Note to users. If you're seeing this message, it means that your browser cannot find this page's style/presentation instructions -- or possibly that you are using a browser that does not support current Web standards. Find out more about why this message is appearing, and what you can do to make your experience of our site the best it can be.


Sci. Signal., 18 September 2012
Vol. 5, Issue 242, p. ec247
[DOI: 10.1126/scisignal.2003610]


Plant Biology It’s the Pits

Pamela J. Hines

Science, AAAS, Washington, DC 20005, USA

Cellular shape is tied to the cytoskeleton, with specialized regions of the plasma membrane attracting or repelling microtubules, a process mediated by the microtubule binding protein MIDD1. In plants, individual xylem cells are peppered with open pits that facilitate fluid transport, and so Oda and Fukuda studied ROP (Rho family guanosine triphosphatases of plants) proteins from xylem cells to investigate how pits develop. Formation of the pits seems to depend on MIDD1 to destabilize the microtubules at that point. A cascade of ROP proteins establishes the point at which MIDD1 functions, and reverse inhibition of one of the ROP proteins keeps the pit formation focused on a point.

Y. Oda, H. Fukuda, Initiation of cell wall pattern by a Rho- and microtubule-driven symmetry breaking. Science 337, 1333–1336 (2012). [Abstract] [Full Text]
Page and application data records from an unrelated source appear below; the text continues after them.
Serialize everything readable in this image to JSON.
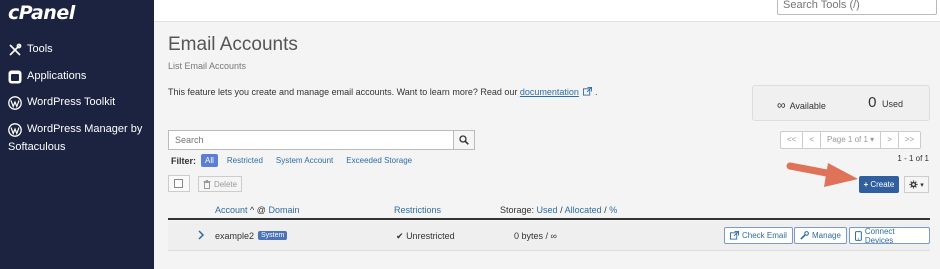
{
  "sidebar": {
    "logo": "cPanel",
    "items": [
      {
        "label": "Tools",
        "icon": "tools-icon"
      },
      {
        "label": "Applications",
        "icon": "applications-icon"
      },
      {
        "label": "WordPress Toolkit",
        "icon": "wordpress-icon"
      },
      {
        "label": "WordPress Manager by Softaculous",
        "line1": "WordPress Manager by",
        "line2": "Softaculous",
        "icon": "wordpress-icon"
      }
    ]
  },
  "topbar": {
    "search_placeholder": "Search Tools (/)"
  },
  "page": {
    "title": "Email Accounts",
    "subtitle": "List Email Accounts",
    "description": "This feature lets you create and manage email accounts. Want to learn more? Read our",
    "doc_link": "documentation",
    "desc_tail": "."
  },
  "summary": {
    "available_symbol": "∞",
    "available_label": "Available",
    "used_count": "0",
    "used_label": "Used"
  },
  "search": {
    "placeholder": "Search"
  },
  "pager": {
    "first": "<<",
    "prev": "<",
    "page_label": "Page 1 of 1",
    "next": ">",
    "last": ">>"
  },
  "filter": {
    "label": "Filter:",
    "options": [
      {
        "label": "All",
        "active": true
      },
      {
        "label": "Restricted",
        "active": false
      },
      {
        "label": "System Account",
        "active": false
      },
      {
        "label": "Exceeded Storage",
        "active": false
      }
    ],
    "range": "1 - 1 of 1"
  },
  "toolbar": {
    "delete_label": "Delete",
    "create_label": "Create"
  },
  "table": {
    "headers": {
      "account": "Account",
      "at_sep": "@",
      "domain": "Domain",
      "restrictions": "Restrictions",
      "storage_prefix": "Storage:",
      "used": "Used",
      "allocated": "Allocated",
      "percent": "%",
      "slash": "/"
    },
    "rows": [
      {
        "account": "example2",
        "badge": "System",
        "restriction_mark": "✔",
        "restrictions": "Unrestricted",
        "storage": "0 bytes / ∞",
        "actions": [
          "Check Email",
          "Manage",
          "Connect Devices"
        ]
      }
    ]
  },
  "colors": {
    "sidebar_bg": "#1c2340",
    "primary_button": "#2f5f9e",
    "link": "#2e6da4",
    "arrow": "#e0725a"
  }
}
Citation: P. J. Hines, It’s the Pits. Sci. Signal. 5, ec247 (2012).

To Advertise     Find Products

Science Signaling. ISSN 1937-9145 (online), 1945-0877 (print). Pre-2008: Science's STKE. ISSN 1525-8882